> _EXERCISE AIM_: Show each line of the entries below in which the word "Interest" appears.

> _DATA EXCERPTS_:

──────

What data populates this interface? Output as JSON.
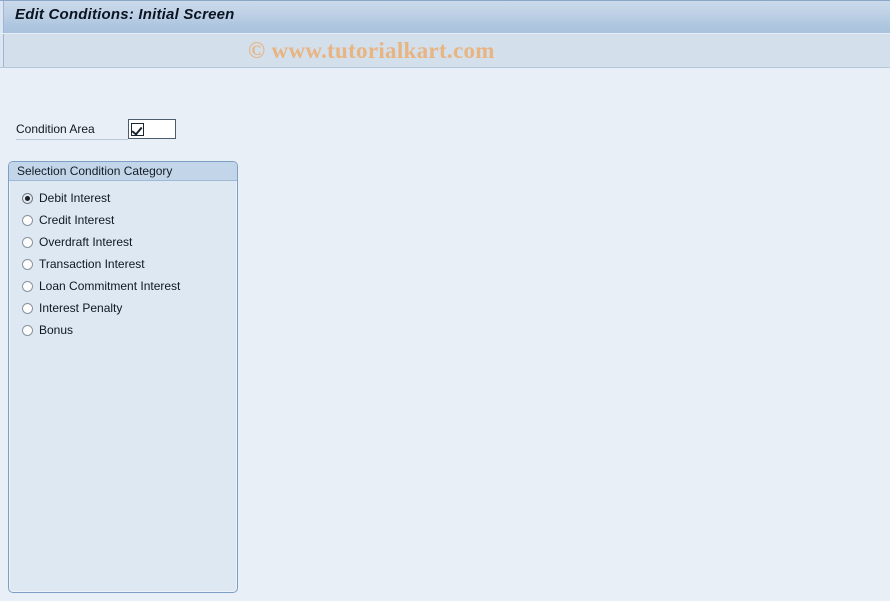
{
  "window": {
    "title": "Edit Conditions: Initial Screen"
  },
  "toolbar": {
    "watermark": "© www.tutorialkart.com"
  },
  "form": {
    "condition_area": {
      "label": "Condition Area",
      "value": "",
      "placeholder": "",
      "entry_icon": "checkbox-checked-icon"
    }
  },
  "group": {
    "title": "Selection Condition Category",
    "options": [
      {
        "label": "Debit Interest",
        "selected": true
      },
      {
        "label": "Credit Interest",
        "selected": false
      },
      {
        "label": "Overdraft Interest",
        "selected": false
      },
      {
        "label": "Transaction Interest",
        "selected": false
      },
      {
        "label": "Loan Commitment Interest",
        "selected": false
      },
      {
        "label": "Interest Penalty",
        "selected": false
      },
      {
        "label": "Bonus",
        "selected": false
      }
    ]
  },
  "colors": {
    "page_background": "#e9eff7",
    "titlebar_gradient_top": "#cbdaeb",
    "titlebar_gradient_bottom": "#a9c2dd",
    "toolbar_background": "#d3dfeb",
    "groupbox_background": "#dde8f2",
    "groupbox_header": "#c3d5e9",
    "groupbox_border": "#7d9fc4",
    "watermark_text": "#e8b481",
    "text_primary": "#101820"
  }
}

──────

> _RESULT OF THE TASK_:
        "label": "Debit Interest",
        "label": "Credit Interest",
        "label": "Overdraft Interest",
        "label": "Transaction Interest",
        "label": "Loan Commitment Interest",
        "label": "Interest Penalty",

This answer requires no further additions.